PROVIDED ENTRIES Start Marker

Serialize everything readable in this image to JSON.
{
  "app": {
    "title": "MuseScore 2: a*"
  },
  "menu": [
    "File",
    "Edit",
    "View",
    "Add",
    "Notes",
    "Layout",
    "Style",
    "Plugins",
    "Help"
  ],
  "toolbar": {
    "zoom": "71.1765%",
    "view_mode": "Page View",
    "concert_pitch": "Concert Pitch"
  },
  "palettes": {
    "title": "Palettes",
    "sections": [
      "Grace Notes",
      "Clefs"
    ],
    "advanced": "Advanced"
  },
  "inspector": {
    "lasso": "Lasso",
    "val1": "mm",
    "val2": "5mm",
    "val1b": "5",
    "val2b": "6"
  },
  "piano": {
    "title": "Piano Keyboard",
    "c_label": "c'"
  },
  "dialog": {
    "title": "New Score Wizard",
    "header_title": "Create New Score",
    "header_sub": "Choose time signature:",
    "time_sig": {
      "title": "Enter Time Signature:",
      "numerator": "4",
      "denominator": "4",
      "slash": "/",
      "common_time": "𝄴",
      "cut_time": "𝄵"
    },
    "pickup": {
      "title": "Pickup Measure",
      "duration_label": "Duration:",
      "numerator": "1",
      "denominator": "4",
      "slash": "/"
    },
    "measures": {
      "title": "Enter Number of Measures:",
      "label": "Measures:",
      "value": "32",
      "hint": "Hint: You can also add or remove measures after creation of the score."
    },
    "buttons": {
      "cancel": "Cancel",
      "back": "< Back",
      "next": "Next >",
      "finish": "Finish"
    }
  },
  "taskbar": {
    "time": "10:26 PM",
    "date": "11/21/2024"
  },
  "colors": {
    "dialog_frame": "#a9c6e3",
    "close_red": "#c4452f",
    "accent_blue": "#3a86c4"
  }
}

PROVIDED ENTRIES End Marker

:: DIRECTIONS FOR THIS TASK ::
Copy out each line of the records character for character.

:: REPLY ::
Serialize everything readable in this image to JSON.
{
  "app": {
    "title": "MuseScore 2: a*"
  },
  "menu": [
    "File",
    "Edit",
    "View",
    "Add",
    "Notes",
    "Layout",
    "Style",
    "Plugins",
    "Help"
  ],
  "toolbar": {
    "zoom": "71.1765%",
    "view_mode": "Page View",
    "concert_pitch": "Concert Pitch"
  },
  "palettes": {
    "title": "Palettes",
    "sections": [
      "Grace Notes",
      "Clefs"
    ],
    "advanced": "Advanced"
  },
  "inspector": {
    "lasso": "Lasso",
    "val1": "mm",
    "val2": "5mm",
    "val1b": "5",
    "val2b": "6"
  },
  "piano": {
    "title": "Piano Keyboard",
    "c_label": "c'"
  },
  "dialog": {
    "title": "New Score Wizard",
    "header_title": "Create New Score",
    "header_sub": "Choose time signature:",
    "time_sig": {
      "title": "Enter Time Signature:",
      "numerator": "4",
      "denominator": "4",
      "slash": "/",
      "common_time": "𝄴",
      "cut_time": "𝄵"
    },
    "pickup": {
      "title": "Pickup Measure",
      "duration_label": "Duration:",
      "numerator": "1",
      "denominator": "4",
      "slash": "/"
    },
    "measures": {
      "title": "Enter Number of Measures:",
      "label": "Measures:",
      "value": "32",
      "hint": "Hint: You can also add or remove measures after creation of the score."
    },
    "buttons": {
      "cancel": "Cancel",
      "back": "< Back",
      "next": "Next >",
      "finish": "Finish"
    }
  },
  "taskbar": {
    "time": "10:26 PM",
    "date": "11/21/2024"
  },
  "colors": {
    "dialog_frame": "#a9c6e3",
    "close_red": "#c4452f",
    "accent_blue": "#3a86c4"
  }
}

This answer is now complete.